*Task description:* Every entry below should be repeated exactly; the pictures should not.

____________

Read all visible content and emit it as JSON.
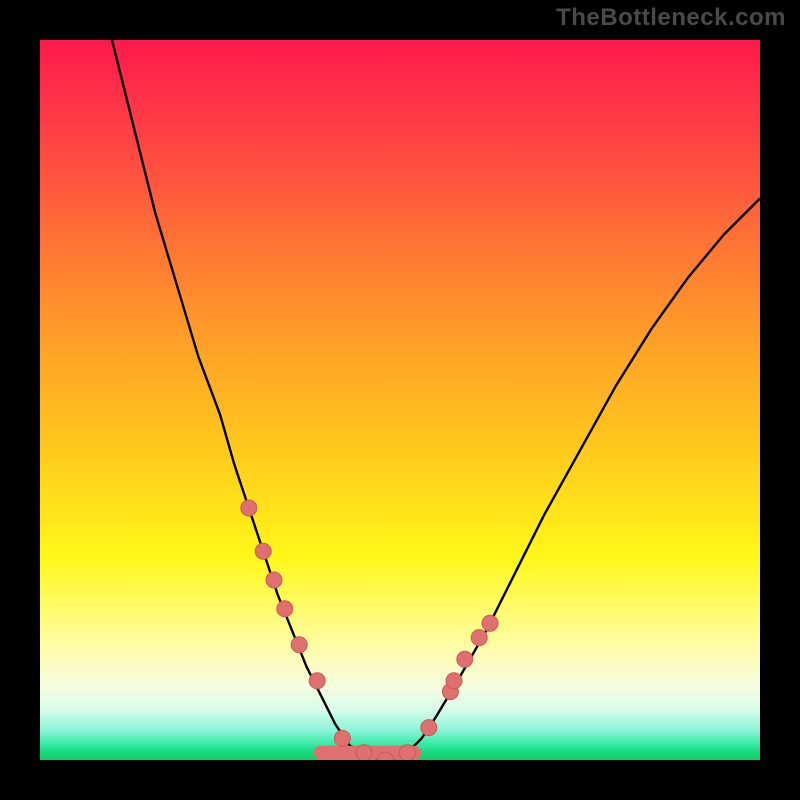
{
  "watermark": "TheBottleneck.com",
  "colors": {
    "frame": "#000000",
    "curve": "#000000",
    "marker_fill": "#e07070",
    "marker_stroke": "#c85a5a",
    "gradient_top": "#ff1a4a",
    "gradient_bottom": "#0fcf66"
  },
  "chart_data": {
    "type": "line",
    "title": "",
    "xlabel": "",
    "ylabel": "",
    "xlim": [
      0,
      100
    ],
    "ylim": [
      0,
      100
    ],
    "description": "V-shaped bottleneck curve over a vertical rainbow gradient; minimum near x≈42 at y≈0. Background color encodes bottleneck severity (top=red=high, bottom=green=low).",
    "series": [
      {
        "name": "bottleneck-curve",
        "x": [
          10,
          13,
          16,
          19,
          22,
          25,
          27,
          29,
          31,
          33,
          35,
          37,
          39,
          41,
          43,
          45,
          47,
          49,
          51,
          53,
          55,
          58,
          62,
          66,
          70,
          75,
          80,
          85,
          90,
          95,
          100
        ],
        "y": [
          100,
          88,
          76,
          66,
          56,
          48,
          41,
          35,
          29,
          23,
          18,
          13,
          9,
          5,
          2,
          1,
          0,
          0,
          1,
          3,
          6,
          11,
          18,
          26,
          34,
          43,
          52,
          60,
          67,
          73,
          78
        ]
      }
    ],
    "markers": {
      "name": "highlighted-points",
      "x": [
        29,
        31,
        32.5,
        34,
        36,
        38.5,
        42,
        45,
        48,
        51,
        54,
        57,
        57.5,
        59,
        61,
        62.5
      ],
      "y": [
        35,
        29,
        25,
        21,
        16,
        11,
        3,
        1,
        0,
        1,
        4.5,
        9.5,
        11,
        14,
        17,
        19
      ]
    },
    "floor_segment": {
      "x_start": 39,
      "x_end": 52,
      "y": 1
    }
  }
}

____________

*Your solution:*
Read all visible content and emit it as JSON.
{
  "watermark": "TheBottleneck.com",
  "colors": {
    "frame": "#000000",
    "curve": "#000000",
    "marker_fill": "#e07070",
    "marker_stroke": "#c85a5a",
    "gradient_top": "#ff1a4a",
    "gradient_bottom": "#0fcf66"
  },
  "chart_data": {
    "type": "line",
    "title": "",
    "xlabel": "",
    "ylabel": "",
    "xlim": [
      0,
      100
    ],
    "ylim": [
      0,
      100
    ],
    "description": "V-shaped bottleneck curve over a vertical rainbow gradient; minimum near x≈42 at y≈0. Background color encodes bottleneck severity (top=red=high, bottom=green=low).",
    "series": [
      {
        "name": "bottleneck-curve",
        "x": [
          10,
          13,
          16,
          19,
          22,
          25,
          27,
          29,
          31,
          33,
          35,
          37,
          39,
          41,
          43,
          45,
          47,
          49,
          51,
          53,
          55,
          58,
          62,
          66,
          70,
          75,
          80,
          85,
          90,
          95,
          100
        ],
        "y": [
          100,
          88,
          76,
          66,
          56,
          48,
          41,
          35,
          29,
          23,
          18,
          13,
          9,
          5,
          2,
          1,
          0,
          0,
          1,
          3,
          6,
          11,
          18,
          26,
          34,
          43,
          52,
          60,
          67,
          73,
          78
        ]
      }
    ],
    "markers": {
      "name": "highlighted-points",
      "x": [
        29,
        31,
        32.5,
        34,
        36,
        38.5,
        42,
        45,
        48,
        51,
        54,
        57,
        57.5,
        59,
        61,
        62.5
      ],
      "y": [
        35,
        29,
        25,
        21,
        16,
        11,
        3,
        1,
        0,
        1,
        4.5,
        9.5,
        11,
        14,
        17,
        19
      ]
    },
    "floor_segment": {
      "x_start": 39,
      "x_end": 52,
      "y": 1
    }
  }
}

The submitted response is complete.